Collection entries
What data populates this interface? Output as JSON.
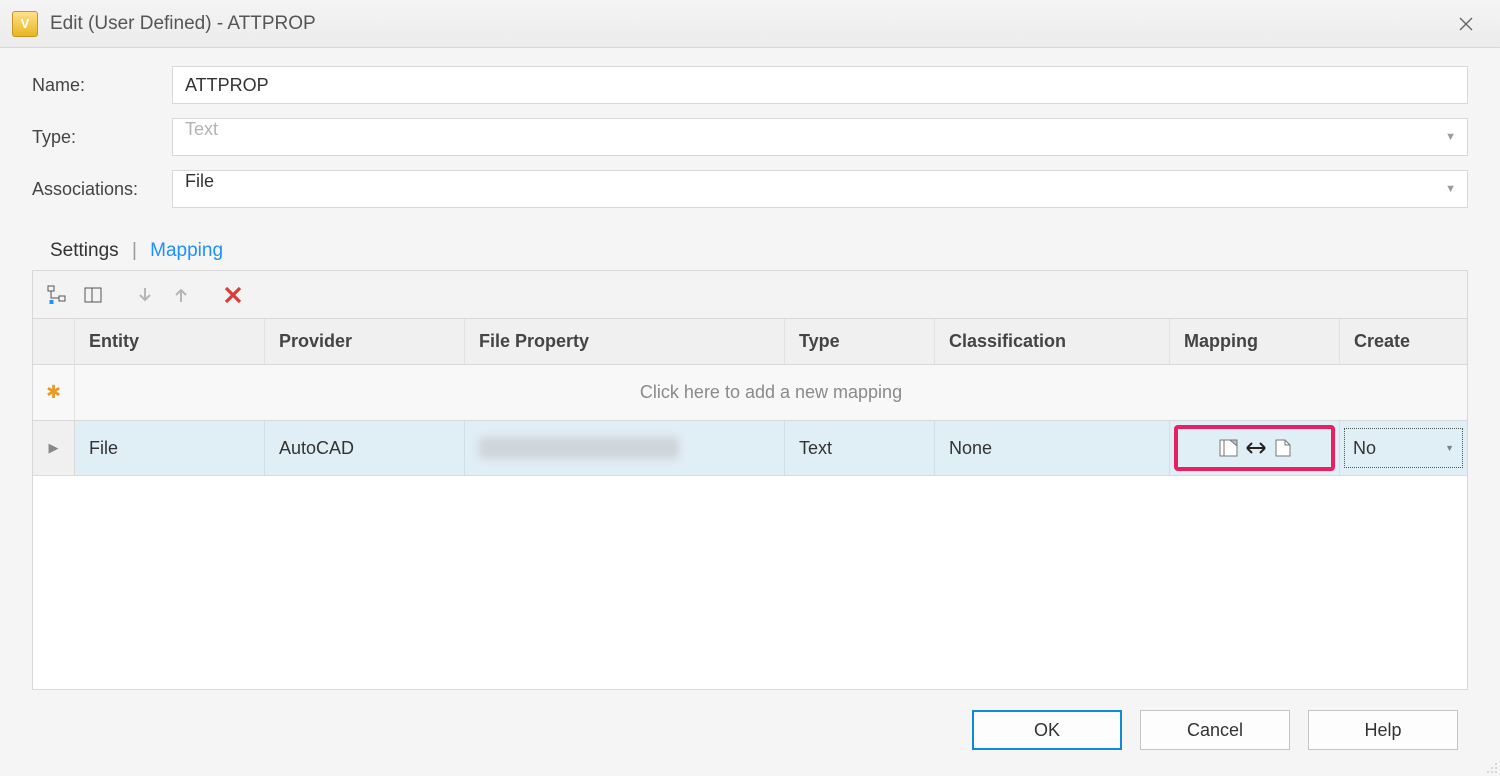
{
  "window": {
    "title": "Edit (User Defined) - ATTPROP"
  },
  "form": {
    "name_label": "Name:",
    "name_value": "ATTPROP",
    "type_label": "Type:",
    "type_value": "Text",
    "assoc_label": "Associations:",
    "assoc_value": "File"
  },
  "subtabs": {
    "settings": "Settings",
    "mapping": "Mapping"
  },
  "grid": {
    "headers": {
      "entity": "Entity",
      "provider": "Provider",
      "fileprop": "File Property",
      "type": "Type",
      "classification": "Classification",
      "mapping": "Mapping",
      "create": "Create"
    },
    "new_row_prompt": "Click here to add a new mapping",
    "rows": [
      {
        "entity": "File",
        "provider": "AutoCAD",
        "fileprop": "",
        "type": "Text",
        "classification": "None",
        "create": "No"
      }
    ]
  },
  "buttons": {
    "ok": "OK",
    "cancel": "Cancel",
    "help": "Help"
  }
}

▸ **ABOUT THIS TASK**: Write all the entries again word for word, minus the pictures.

▸ **TASK RESULT**:
What data populates this interface? Output as JSON.
{
  "window": {
    "title": "Edit (User Defined) - ATTPROP"
  },
  "form": {
    "name_label": "Name:",
    "name_value": "ATTPROP",
    "type_label": "Type:",
    "type_value": "Text",
    "assoc_label": "Associations:",
    "assoc_value": "File"
  },
  "subtabs": {
    "settings": "Settings",
    "mapping": "Mapping"
  },
  "grid": {
    "headers": {
      "entity": "Entity",
      "provider": "Provider",
      "fileprop": "File Property",
      "type": "Type",
      "classification": "Classification",
      "mapping": "Mapping",
      "create": "Create"
    },
    "new_row_prompt": "Click here to add a new mapping",
    "rows": [
      {
        "entity": "File",
        "provider": "AutoCAD",
        "fileprop": "",
        "type": "Text",
        "classification": "None",
        "create": "No"
      }
    ]
  },
  "buttons": {
    "ok": "OK",
    "cancel": "Cancel",
    "help": "Help"
  }
}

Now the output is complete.